== Exercise brief ==
A single number is required: how many lines in the entries hold the word "Shotist".

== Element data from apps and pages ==
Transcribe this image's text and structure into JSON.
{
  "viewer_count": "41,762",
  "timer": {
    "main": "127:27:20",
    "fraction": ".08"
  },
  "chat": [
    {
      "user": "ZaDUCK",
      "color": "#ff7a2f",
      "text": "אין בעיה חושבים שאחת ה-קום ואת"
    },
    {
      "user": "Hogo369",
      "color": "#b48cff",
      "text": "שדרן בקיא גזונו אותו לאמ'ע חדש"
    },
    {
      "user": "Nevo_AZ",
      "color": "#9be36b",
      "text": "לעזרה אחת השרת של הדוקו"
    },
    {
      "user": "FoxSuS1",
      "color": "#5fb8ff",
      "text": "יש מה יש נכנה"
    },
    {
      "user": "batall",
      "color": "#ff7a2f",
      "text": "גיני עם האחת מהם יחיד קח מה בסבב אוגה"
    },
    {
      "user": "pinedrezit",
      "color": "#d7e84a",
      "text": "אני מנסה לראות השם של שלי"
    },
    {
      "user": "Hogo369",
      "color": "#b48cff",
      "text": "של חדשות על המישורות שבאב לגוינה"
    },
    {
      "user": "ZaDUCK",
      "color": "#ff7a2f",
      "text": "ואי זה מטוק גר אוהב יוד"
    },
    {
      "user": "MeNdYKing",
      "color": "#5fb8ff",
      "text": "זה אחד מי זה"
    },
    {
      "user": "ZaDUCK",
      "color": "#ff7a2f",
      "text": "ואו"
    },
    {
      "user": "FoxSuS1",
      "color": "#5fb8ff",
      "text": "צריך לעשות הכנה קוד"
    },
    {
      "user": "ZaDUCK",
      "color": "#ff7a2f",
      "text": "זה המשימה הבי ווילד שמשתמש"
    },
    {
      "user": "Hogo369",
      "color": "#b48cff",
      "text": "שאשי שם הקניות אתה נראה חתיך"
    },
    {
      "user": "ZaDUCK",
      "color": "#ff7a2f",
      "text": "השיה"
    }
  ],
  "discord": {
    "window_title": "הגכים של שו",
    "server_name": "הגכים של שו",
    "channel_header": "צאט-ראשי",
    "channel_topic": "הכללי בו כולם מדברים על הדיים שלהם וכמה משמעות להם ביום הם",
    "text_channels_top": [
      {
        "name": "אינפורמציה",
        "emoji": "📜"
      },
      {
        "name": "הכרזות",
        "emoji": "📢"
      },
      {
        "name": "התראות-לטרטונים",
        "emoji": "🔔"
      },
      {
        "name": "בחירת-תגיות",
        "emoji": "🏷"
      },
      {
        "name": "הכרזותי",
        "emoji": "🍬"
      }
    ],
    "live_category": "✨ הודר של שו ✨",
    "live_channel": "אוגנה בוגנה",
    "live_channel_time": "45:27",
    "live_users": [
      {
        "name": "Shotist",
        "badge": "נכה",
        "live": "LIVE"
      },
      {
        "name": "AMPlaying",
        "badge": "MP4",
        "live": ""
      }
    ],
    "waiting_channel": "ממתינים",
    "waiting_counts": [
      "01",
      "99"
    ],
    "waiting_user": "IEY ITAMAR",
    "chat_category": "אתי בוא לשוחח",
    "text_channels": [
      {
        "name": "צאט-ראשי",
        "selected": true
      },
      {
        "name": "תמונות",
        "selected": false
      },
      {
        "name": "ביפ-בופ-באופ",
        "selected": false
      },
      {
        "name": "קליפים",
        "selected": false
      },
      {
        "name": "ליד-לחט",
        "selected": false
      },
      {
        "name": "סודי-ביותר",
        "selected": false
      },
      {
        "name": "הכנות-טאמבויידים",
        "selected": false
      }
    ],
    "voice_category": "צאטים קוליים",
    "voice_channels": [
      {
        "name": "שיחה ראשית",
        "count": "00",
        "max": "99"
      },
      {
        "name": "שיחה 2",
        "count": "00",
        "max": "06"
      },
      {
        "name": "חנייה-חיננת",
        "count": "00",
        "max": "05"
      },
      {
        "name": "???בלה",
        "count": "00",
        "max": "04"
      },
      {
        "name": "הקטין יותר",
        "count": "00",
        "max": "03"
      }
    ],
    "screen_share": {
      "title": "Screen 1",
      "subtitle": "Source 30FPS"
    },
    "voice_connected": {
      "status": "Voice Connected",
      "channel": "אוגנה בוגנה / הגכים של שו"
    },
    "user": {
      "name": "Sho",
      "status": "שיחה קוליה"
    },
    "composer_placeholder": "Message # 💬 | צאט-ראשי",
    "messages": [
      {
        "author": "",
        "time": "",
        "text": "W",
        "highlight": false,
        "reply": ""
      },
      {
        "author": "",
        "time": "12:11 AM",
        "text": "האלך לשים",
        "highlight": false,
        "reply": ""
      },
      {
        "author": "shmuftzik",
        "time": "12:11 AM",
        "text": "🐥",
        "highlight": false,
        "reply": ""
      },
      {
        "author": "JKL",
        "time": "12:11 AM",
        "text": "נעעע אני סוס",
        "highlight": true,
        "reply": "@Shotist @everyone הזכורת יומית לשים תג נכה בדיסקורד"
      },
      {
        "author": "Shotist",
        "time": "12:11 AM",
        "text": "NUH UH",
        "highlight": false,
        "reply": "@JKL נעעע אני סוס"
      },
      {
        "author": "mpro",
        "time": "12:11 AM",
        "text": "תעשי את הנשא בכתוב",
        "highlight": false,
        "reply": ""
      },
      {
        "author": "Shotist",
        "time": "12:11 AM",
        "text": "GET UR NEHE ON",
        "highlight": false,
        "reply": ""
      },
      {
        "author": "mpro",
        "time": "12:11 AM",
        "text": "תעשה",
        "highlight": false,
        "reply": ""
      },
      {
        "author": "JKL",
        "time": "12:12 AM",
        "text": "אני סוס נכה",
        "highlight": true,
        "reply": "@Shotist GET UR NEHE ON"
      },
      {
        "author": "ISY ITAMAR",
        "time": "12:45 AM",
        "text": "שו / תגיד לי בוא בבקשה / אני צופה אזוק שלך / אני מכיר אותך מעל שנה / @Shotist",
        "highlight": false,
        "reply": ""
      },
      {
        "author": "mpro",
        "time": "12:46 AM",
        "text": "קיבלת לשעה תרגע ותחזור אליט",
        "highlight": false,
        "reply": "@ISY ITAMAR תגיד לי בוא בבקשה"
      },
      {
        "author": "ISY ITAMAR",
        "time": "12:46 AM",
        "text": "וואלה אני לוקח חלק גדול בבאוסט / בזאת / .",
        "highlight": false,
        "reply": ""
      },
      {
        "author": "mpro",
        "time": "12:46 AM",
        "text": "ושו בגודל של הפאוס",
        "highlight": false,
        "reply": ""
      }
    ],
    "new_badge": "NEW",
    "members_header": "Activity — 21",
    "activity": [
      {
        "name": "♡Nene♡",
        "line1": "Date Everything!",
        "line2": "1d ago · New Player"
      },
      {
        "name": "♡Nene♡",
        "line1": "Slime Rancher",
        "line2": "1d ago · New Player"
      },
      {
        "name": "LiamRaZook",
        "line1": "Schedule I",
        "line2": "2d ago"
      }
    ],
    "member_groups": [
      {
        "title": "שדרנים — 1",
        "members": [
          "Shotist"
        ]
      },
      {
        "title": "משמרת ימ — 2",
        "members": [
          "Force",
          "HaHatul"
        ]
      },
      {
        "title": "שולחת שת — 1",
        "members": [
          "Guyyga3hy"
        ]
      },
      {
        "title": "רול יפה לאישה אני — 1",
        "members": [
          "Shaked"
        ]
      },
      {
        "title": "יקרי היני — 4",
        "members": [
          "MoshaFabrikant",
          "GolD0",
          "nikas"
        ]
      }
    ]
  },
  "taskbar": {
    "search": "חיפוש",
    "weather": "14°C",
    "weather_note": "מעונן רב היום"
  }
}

== The completed task ==
7